No funeral. No memorial service. No ‘Celebration of Life’. The decree was issued, and, as she could be quite a firecracker when crossed, her friends reluctantly obeyed. But for those of us who sorely missed Valerie Finnis’s telephone calls and hand scrawled letters, there was something flat and gloomy about not having a chance to share stories, to remember the gardener, photographer, creator of plants, agent provocateur, fairy godmother to young gardeners, maker of mischief and generous friend.

So it was with pleasure and relief that, six months after she died and just as the powdery blue Muscari Valerie Finnis poked up, an invitation arrived to celebrate the launch of the book she was working on for the last two years of her life. Best of all, the ‘launch’ was a lunch at her home and her garden at the Dower House of Boughton House in Northamptonshire, where she arrived as a bride, aged 46, with a dowry that consisted of a distinguished alpine collection and nearly 50,000 transparencies of flowers, gardens and gardeners.

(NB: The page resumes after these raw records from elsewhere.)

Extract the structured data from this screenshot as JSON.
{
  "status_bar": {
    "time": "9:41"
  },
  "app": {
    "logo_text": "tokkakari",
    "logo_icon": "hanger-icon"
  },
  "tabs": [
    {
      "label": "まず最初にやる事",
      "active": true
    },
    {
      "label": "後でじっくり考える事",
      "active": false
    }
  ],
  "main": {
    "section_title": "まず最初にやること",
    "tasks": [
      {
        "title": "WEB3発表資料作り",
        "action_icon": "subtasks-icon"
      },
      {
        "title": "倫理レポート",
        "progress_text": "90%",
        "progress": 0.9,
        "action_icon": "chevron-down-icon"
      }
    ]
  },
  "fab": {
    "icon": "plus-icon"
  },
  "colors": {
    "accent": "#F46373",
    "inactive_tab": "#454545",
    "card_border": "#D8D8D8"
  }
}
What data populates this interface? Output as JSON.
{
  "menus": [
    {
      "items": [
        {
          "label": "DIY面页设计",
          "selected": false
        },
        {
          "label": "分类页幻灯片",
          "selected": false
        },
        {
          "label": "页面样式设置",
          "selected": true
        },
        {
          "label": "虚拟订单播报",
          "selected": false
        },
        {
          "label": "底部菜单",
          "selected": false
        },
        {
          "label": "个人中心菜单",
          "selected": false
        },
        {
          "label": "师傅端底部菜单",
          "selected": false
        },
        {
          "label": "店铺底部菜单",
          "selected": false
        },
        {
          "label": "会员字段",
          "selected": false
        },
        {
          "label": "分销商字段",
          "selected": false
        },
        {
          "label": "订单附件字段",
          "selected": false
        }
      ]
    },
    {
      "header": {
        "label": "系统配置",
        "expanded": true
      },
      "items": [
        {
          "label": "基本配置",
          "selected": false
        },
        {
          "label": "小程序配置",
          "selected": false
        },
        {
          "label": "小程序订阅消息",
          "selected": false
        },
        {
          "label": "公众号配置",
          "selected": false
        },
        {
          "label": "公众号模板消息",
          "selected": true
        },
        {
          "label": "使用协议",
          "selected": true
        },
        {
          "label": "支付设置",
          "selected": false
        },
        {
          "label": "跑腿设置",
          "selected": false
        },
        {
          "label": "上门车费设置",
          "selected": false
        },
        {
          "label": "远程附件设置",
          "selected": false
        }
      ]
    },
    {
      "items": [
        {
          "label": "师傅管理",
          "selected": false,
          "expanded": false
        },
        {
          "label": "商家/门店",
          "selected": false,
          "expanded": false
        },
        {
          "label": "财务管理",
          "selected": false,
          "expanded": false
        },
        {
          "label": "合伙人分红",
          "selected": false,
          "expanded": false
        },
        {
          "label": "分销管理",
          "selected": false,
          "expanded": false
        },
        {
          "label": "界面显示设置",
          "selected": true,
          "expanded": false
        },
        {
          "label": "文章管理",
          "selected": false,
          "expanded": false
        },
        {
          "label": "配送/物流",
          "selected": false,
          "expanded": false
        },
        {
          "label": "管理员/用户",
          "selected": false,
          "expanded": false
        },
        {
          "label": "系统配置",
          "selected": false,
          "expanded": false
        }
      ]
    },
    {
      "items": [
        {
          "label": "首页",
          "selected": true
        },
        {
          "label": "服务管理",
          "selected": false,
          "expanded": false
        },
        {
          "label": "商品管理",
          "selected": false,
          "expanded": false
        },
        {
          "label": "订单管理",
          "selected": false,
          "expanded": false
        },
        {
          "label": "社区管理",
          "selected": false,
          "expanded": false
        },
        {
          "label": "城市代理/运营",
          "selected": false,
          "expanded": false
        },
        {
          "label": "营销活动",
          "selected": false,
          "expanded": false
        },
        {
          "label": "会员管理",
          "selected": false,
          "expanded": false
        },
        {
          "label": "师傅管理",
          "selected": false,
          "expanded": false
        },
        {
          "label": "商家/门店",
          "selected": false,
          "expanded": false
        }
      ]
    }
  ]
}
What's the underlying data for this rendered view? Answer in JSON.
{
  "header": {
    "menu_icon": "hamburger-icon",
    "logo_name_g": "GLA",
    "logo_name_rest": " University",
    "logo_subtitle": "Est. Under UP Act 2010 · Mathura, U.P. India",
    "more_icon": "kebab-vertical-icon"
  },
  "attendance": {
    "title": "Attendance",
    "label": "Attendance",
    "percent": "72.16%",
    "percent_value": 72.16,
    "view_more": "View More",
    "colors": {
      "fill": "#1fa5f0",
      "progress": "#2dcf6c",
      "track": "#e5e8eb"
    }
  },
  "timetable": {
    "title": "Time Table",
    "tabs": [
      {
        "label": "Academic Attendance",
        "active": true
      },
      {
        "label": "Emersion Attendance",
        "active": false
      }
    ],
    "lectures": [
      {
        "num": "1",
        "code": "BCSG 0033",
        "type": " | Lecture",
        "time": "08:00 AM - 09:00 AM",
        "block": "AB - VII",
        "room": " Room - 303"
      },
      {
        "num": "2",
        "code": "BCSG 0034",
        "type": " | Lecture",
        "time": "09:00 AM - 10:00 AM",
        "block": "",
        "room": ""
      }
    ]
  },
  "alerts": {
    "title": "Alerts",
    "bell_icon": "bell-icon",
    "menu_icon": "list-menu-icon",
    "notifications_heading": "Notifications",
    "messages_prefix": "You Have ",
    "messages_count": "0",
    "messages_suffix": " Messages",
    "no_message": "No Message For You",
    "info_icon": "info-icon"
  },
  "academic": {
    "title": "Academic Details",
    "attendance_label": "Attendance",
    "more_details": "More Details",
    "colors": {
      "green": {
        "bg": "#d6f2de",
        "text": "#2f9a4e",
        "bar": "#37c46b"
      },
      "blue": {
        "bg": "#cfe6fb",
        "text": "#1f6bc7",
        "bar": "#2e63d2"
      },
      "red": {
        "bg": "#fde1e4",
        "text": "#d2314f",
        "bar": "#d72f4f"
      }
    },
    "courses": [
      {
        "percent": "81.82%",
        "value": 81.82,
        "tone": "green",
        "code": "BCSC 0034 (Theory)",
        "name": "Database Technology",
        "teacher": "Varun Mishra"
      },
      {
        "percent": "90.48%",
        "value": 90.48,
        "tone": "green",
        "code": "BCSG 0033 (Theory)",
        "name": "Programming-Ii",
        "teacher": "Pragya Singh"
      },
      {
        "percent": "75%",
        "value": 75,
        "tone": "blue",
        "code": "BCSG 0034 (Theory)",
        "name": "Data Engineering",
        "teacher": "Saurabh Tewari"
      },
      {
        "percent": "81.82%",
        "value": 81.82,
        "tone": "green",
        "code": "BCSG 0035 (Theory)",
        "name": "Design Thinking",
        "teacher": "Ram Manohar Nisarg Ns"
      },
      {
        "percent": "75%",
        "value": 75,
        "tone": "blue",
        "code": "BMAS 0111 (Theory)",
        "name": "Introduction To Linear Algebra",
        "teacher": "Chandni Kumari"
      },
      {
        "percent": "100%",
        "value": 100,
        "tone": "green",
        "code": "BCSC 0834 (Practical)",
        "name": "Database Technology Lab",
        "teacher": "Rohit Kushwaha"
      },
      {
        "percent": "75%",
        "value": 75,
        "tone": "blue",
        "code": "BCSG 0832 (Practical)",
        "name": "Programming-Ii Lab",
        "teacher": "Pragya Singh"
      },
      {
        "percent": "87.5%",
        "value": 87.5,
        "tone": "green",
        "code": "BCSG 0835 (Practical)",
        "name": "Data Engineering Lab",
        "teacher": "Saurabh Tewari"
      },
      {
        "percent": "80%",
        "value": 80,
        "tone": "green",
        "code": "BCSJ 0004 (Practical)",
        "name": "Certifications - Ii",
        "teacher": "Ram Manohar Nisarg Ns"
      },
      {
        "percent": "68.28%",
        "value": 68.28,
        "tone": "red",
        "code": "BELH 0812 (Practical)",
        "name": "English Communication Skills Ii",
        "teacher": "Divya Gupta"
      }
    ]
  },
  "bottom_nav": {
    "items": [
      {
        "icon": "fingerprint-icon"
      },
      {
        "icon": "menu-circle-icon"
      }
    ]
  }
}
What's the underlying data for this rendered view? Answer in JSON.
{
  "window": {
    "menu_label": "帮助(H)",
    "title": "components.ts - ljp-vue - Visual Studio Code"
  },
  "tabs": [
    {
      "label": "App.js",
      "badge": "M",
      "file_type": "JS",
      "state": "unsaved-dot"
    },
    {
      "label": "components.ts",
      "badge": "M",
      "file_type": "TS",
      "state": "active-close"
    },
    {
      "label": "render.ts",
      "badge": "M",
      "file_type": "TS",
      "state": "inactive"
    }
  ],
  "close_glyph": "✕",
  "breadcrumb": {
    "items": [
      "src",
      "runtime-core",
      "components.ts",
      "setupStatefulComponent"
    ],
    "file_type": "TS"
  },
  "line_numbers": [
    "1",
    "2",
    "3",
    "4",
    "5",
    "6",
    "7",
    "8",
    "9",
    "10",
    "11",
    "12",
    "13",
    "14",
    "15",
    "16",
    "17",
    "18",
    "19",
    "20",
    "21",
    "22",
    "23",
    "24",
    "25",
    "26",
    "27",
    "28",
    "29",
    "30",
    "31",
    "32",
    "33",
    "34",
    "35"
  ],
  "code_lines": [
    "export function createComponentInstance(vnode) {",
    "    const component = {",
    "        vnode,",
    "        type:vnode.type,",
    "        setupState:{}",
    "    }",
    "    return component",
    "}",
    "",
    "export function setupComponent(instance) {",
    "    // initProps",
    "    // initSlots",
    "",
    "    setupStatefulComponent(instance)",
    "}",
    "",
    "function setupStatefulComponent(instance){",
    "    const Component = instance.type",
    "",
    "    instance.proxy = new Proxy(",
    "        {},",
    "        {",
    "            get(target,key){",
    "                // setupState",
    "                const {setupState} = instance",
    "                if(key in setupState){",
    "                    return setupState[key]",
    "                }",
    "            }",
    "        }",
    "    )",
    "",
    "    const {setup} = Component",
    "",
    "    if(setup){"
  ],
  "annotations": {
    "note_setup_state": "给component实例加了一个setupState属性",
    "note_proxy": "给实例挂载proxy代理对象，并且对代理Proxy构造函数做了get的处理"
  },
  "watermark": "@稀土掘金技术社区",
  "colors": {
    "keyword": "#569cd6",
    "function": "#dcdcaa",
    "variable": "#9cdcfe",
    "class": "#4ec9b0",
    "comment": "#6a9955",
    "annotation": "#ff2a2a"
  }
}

She loved to tell the story of how she met her husband, Sir David Scott, a cousin of the 8th Duke of Buccleuch. She was working in her alpine nursery at Waterperry Horticultural School near Oxford, when she heard a voice exclaim: ‘She’s got Gillenia trifoliata.’ He was the first person who’d ever known the plant, and their marriage soon after was proof that, in the English gardening world, plant recognition is as seductive as moonlight.

If the marriage of the 46-year-old specialist in saxifrages to the 82-year-old retired diplomat sparked gossip, Valerie wouldn’t have minded. Gossip was a sign of passionate curiosity and she adored it, especially when joined with the little feuds that set her going like a fat, gold watch. In 1975, she received the RHS’s greatest accolade, the Victoria Medal of Honour. There are only 63 holders of this medal at any one time the number of years of Queen Victoria’s reign but medals didn’t mellow Valerie. In 1995, when the RHS decided to move its world-famous Lindley Library from Vincent Square to Wisley, she mobilised her troops like a natural born freedom fighter. Sir Simon Hornby, the society’s president, who strongly supported the move, never knew what hit him. The Lindley Library stayed put.

Perhaps Valerie’s greatest legacy is the Merlin Trust, which she set up in memory of her husband and his only son, Merlin, a gifted naturalist who was killed in the Second World War, aged 22. The trust gives travel grants to young gardeners.

Like many childless women, Valerie never lost her magical sense of childhood. The party’s host, Lord Dalkeith, described how invitations to his siblings to come for tea were written on scrolls of silver bark, placed in the corkscrew of her pug’s tail and dispatched. On a visit to Wyken, she hid a one-legged lead soldier in the yew hedge. After lunch, she told Sam, then six, an elaborate story that ended with him finding the soldier. Months later, I read Charlotte’s Web to Sam, a book about friendship on earth, adventure and miracle, life and death, and a clever spider who cannot stand hysterics. When I reached the end, he said: ‘I think that Charlotte is just like Valerie Finnis.’

A book of Valerie’s photographs and memories, written by Ursula Buchan, is published in May, coinciding with an exhibition at the Lindley Library. It’s as if a very clever spider has spun the notice: ‘Valerie Finnis. Lindley Library. Vincent Square.’